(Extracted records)
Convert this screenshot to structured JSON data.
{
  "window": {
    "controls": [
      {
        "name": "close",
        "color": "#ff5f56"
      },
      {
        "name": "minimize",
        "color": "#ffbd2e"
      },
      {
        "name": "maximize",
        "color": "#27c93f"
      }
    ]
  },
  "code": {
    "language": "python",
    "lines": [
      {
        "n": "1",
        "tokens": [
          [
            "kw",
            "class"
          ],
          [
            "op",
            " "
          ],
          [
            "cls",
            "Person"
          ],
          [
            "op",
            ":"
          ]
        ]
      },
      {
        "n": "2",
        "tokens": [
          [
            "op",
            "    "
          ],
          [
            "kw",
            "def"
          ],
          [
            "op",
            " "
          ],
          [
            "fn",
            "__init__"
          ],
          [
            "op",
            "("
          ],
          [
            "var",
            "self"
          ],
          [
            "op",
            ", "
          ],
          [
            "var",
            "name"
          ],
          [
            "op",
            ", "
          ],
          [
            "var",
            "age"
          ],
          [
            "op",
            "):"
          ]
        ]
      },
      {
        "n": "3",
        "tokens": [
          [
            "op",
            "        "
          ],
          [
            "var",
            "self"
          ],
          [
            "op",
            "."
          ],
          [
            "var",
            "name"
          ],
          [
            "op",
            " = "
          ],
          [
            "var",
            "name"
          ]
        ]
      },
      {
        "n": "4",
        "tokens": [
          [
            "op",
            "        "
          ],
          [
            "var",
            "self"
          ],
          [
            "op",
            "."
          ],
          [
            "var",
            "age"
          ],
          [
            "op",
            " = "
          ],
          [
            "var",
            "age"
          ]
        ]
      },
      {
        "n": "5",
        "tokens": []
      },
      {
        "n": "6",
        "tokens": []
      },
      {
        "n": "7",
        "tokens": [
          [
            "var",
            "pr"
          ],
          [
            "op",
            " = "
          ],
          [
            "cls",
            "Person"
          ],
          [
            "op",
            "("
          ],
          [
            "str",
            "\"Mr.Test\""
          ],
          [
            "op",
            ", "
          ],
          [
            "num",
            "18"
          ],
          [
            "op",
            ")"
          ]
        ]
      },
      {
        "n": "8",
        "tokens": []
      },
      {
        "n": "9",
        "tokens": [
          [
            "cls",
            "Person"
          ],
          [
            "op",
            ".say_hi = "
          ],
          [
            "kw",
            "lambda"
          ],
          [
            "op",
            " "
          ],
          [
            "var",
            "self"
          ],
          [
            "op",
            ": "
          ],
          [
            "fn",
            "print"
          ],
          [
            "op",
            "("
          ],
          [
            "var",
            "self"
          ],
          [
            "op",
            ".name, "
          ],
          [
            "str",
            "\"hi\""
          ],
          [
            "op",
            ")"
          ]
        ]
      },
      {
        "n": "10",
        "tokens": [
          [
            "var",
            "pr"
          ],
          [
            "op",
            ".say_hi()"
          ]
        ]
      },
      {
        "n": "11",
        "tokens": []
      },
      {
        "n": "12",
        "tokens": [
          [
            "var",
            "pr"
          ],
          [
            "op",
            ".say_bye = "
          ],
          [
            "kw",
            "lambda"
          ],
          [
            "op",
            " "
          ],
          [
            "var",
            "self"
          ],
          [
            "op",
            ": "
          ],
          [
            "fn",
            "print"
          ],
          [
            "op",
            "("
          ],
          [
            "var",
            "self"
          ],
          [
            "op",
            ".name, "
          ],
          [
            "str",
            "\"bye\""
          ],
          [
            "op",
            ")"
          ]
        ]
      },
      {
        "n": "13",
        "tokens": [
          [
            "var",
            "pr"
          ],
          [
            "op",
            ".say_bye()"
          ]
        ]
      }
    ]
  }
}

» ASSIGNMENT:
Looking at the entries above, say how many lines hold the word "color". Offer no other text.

» TASK RESPONSE:
3